(Data records for software interfaces)
▬▬▬▬▬▬▬▬▬▬
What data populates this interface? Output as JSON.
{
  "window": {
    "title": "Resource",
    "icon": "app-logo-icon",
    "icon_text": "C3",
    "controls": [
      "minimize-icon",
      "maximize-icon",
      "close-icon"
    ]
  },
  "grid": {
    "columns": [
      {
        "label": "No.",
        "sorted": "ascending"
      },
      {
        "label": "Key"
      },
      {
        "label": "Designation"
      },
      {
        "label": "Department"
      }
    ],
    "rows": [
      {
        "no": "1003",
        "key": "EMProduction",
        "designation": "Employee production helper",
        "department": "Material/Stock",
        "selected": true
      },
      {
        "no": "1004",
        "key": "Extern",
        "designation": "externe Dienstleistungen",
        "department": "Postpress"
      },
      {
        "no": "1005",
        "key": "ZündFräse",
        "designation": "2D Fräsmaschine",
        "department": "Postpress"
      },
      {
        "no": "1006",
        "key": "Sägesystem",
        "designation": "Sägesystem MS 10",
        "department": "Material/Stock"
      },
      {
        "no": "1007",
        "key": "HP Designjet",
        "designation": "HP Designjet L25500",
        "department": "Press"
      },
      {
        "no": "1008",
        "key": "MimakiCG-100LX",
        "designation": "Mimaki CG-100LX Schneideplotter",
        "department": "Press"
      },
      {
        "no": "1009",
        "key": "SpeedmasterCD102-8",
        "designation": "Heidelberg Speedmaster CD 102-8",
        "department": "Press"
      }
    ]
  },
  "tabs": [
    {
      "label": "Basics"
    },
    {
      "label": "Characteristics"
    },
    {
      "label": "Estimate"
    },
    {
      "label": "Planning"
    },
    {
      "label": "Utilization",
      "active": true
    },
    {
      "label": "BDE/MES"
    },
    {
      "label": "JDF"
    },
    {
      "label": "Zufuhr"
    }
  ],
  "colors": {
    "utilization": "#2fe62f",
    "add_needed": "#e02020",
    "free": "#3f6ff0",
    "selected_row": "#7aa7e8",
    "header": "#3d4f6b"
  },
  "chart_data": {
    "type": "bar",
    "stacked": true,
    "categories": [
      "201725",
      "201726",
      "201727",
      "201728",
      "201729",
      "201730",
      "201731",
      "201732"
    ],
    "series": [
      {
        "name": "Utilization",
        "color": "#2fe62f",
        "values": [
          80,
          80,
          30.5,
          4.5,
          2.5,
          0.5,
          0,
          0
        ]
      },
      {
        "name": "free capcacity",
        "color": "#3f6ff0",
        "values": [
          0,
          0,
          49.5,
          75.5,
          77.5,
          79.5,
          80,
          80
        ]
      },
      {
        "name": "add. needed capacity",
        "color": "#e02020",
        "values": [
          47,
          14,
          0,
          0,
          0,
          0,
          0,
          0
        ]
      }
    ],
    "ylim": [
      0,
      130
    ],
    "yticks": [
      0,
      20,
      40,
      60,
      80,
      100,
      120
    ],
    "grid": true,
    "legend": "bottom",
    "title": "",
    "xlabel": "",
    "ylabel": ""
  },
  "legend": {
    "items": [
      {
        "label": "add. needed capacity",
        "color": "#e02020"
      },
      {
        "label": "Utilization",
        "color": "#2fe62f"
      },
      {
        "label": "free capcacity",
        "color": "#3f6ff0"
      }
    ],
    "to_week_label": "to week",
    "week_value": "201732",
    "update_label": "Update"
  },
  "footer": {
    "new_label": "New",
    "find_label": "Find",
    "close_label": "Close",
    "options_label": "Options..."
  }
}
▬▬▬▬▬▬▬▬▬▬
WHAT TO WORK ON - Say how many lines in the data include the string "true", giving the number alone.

SOLUTION BELOW - 4